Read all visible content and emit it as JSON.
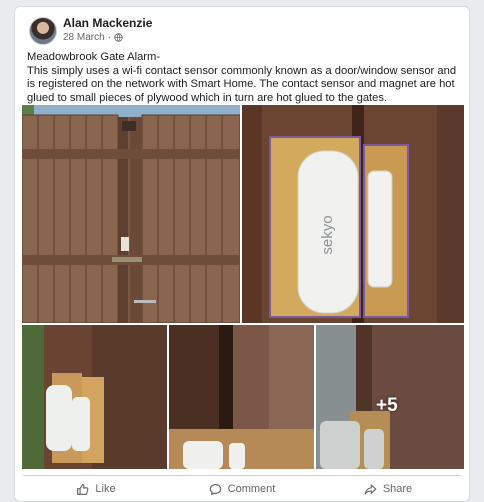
{
  "post": {
    "author": "Alan Mackenzie",
    "date": "28 March",
    "separator": "·",
    "title": "Meadowbrook Gate Alarm-",
    "body": "This simply uses a wi-fi contact sensor commonly known as a door/window sensor and is registered on the network with Smart Home. The contact sensor and magnet are hot glued to small pieces of plywood which in turn are hot glued to the gates.",
    "sensor_brand": "sekyo",
    "more_photos": "+5"
  },
  "actions": {
    "like": "Like",
    "comment": "Comment",
    "share": "Share"
  },
  "icons": {
    "privacy": "globe-icon",
    "like": "thumbs-up-icon",
    "comment": "speech-bubble-icon",
    "share": "share-arrow-icon"
  },
  "colors": {
    "card_bg": "#ffffff",
    "page_bg": "#e9ebee",
    "text": "#1c1e21",
    "secondary_text": "#65676b"
  }
}
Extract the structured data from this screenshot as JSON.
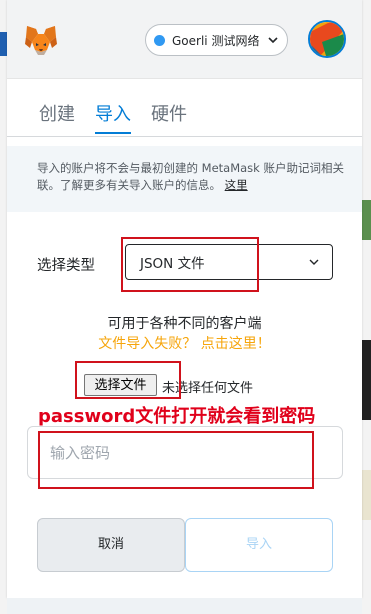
{
  "header": {
    "network_label": "Goerli 测试网络",
    "network_dot_color": "#3099f2",
    "logo_icon": "metamask-fox-icon",
    "account_icon": "account-avatar-icon"
  },
  "tabs": [
    {
      "label": "创建",
      "active": false
    },
    {
      "label": "导入",
      "active": true
    },
    {
      "label": "硬件",
      "active": false
    }
  ],
  "notice": {
    "text": "导入的账户将不会与最初创建的 MetaMask 账户助记词相关联。了解更多有关导入账户的信息。",
    "link": "这里"
  },
  "form": {
    "type_label": "选择类型",
    "type_value": "JSON 文件",
    "supported_text": "可用于各种不同的客户端",
    "failed_link": "文件导入失败？ 点击这里！",
    "file_button": "选择文件",
    "file_status": "未选择任何文件",
    "password_placeholder": "输入密码"
  },
  "annotation": {
    "text": "password文件打开就会看到密码",
    "color": "#e0001a"
  },
  "buttons": {
    "cancel": "取消",
    "import": "导入"
  },
  "colors": {
    "accent": "#037dd6",
    "warning_link": "#f6a50b",
    "annotation_box": "#d0121c"
  }
}
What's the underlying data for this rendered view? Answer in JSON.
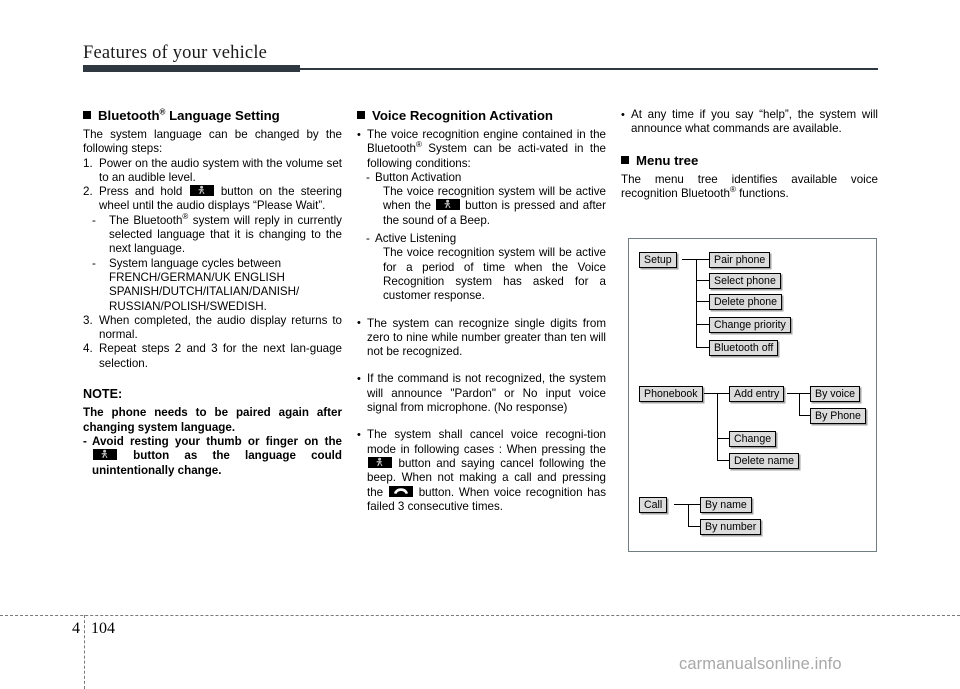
{
  "header": {
    "title": "Features of your vehicle"
  },
  "footer": {
    "chapter": "4",
    "page": "104",
    "watermark": "carmanualsonline.info"
  },
  "left_column": {
    "heading": "Bluetooth",
    "heading_sup": "®",
    "heading_rest": " Language Setting",
    "intro": "The system language can be changed by the following steps:",
    "step1_mark": "1.",
    "step1": "Power on the audio system with the volume set to an audible level.",
    "step2_mark": "2.",
    "step2_a": "Press and hold",
    "step2_icon": "steering-wheel-talk-button-icon",
    "step2_b": "button on the steering wheel until the audio displays “Please Wait”.",
    "sub1_mark": "-",
    "sub1_a": "The Bluetooth",
    "sub1_sup": "®",
    "sub1_b": " system will reply in currently selected language that it is changing to the next language.",
    "sub2_mark": "-",
    "sub2": "System language cycles between",
    "sub2_langs_1": "FRENCH/GERMAN/UK    ENGLISH",
    "sub2_langs_2": "SPANISH/DUTCH/ITALIAN/DANISH/",
    "sub2_langs_3": "RUSSIAN/POLISH/SWEDISH.",
    "step3_mark": "3.",
    "step3": "When completed, the audio display returns to normal.",
    "step4_mark": "4.",
    "step4": "Repeat steps 2 and 3 for the next lan-guage selection.",
    "note_title": "NOTE:",
    "note_body": "The phone needs to be paired again after changing system language.",
    "note_dash_mark": "-",
    "note_dash_a": "Avoid resting your thumb or finger on the",
    "note_dash_icon": "steering-wheel-talk-button-icon",
    "note_dash_b": "button as the language could unintentionally change."
  },
  "middle_column": {
    "heading": "Voice Recognition Activation",
    "b1_mark": "•",
    "b1_a": "The voice recognition engine contained in the Bluetooth",
    "b1_sup": "®",
    "b1_b": " System can be acti-vated in the following conditions:",
    "s1_mark": "-",
    "s1": "Button Activation",
    "s1_body_a": "The voice recognition system will be active when the",
    "s1_icon": "steering-wheel-talk-button-icon",
    "s1_body_b": "button is pressed and after the sound of a Beep.",
    "s2_mark": "-",
    "s2": "Active Listening",
    "s2_body": "The voice recognition system will be active for a period of time when the Voice Recognition system has asked for a customer response.",
    "b2_mark": "•",
    "b2": "The system can recognize single digits from zero to nine while number greater than ten will not be recognized.",
    "b3_mark": "•",
    "b3": "If the command is not recognized, the system will announce \"Pardon\" or No input voice signal from microphone. (No response)",
    "b4_mark": "•",
    "b4_a": "The system shall cancel voice recogni-tion mode in following cases : When pressing the",
    "b4_icon1": "steering-wheel-talk-button-icon",
    "b4_b": "button and saying cancel following the beep. When not making a call and pressing the",
    "b4_icon2": "end-call-handset-button-icon",
    "b4_c": "button. When voice recognition has failed 3 consecutive times."
  },
  "right_column": {
    "b1_mark": "•",
    "b1": "At any time if you say “help”, the system will announce what commands are available.",
    "heading": "Menu tree",
    "intro_a": "The menu tree identifies available voice recognition Bluetooth",
    "intro_sup": "®",
    "intro_b": " functions."
  },
  "menu_tree": {
    "groups": [
      {
        "root": "Setup",
        "children": [
          "Pair phone",
          "Select phone",
          "Delete phone",
          "Change priority",
          "Bluetooth off"
        ]
      },
      {
        "root": "Phonebook",
        "children": [
          "Add entry",
          "Change",
          "Delete name"
        ],
        "grandchildren": [
          "By voice",
          "By Phone"
        ]
      },
      {
        "root": "Call",
        "children": [
          "By name",
          "By number"
        ]
      }
    ],
    "nodes": {
      "setup": "Setup",
      "pair_phone": "Pair phone",
      "select_phone": "Select phone",
      "delete_phone": "Delete phone",
      "change_priority": "Change priority",
      "bluetooth_off": "Bluetooth off",
      "phonebook": "Phonebook",
      "add_entry": "Add entry",
      "by_voice": "By voice",
      "by_phone": "By Phone",
      "change": "Change",
      "delete_name": "Delete name",
      "call": "Call",
      "by_name": "By name",
      "by_number": "By number"
    }
  },
  "colors": {
    "rule": "#2f3740",
    "node_fill": "#dcdcdc",
    "box_border": "#6f7f84",
    "watermark": "#a8a8a8"
  }
}
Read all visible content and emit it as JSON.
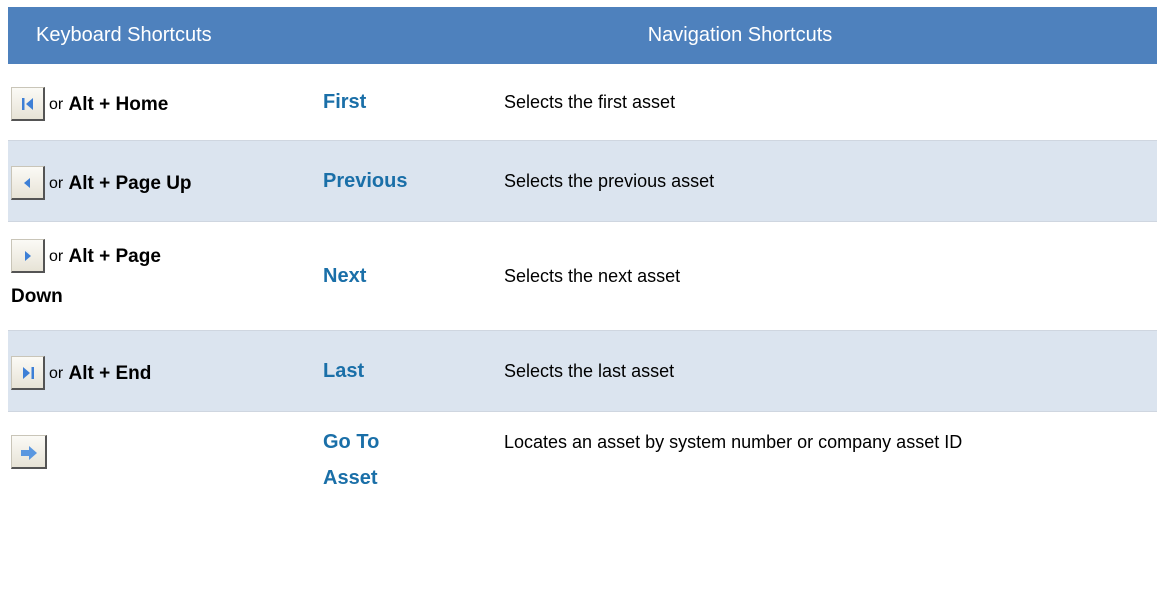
{
  "header": {
    "keyboard_label": "Keyboard Shortcuts",
    "navigation_label": "Navigation Shortcuts"
  },
  "rows": [
    {
      "icon": "first-icon",
      "or_text": "or",
      "keys": "Alt + Home",
      "command": "First",
      "description": "Selects the first asset"
    },
    {
      "icon": "previous-icon",
      "or_text": "or",
      "keys": "Alt + Page Up",
      "command": "Previous",
      "description": "Selects the previous asset"
    },
    {
      "icon": "next-icon",
      "or_text": "or",
      "keys_line1": "Alt + Page",
      "keys_line2": "Down",
      "command": "Next",
      "description": "Selects the next asset"
    },
    {
      "icon": "last-icon",
      "or_text": "or",
      "keys": "Alt + End",
      "command": "Last",
      "description": "Selects the last asset"
    },
    {
      "icon": "go-to-arrow-icon",
      "command_line1": "Go To",
      "command_line2": "Asset",
      "description": "Locates an asset by system number or company asset ID"
    }
  ],
  "colors": {
    "header_bg": "#4e81bd",
    "alt_row_bg": "#dbe4ef",
    "command_text": "#1a6fa8",
    "icon_blue": "#3d7fd6"
  }
}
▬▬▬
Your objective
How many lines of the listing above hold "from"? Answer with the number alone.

Task response
3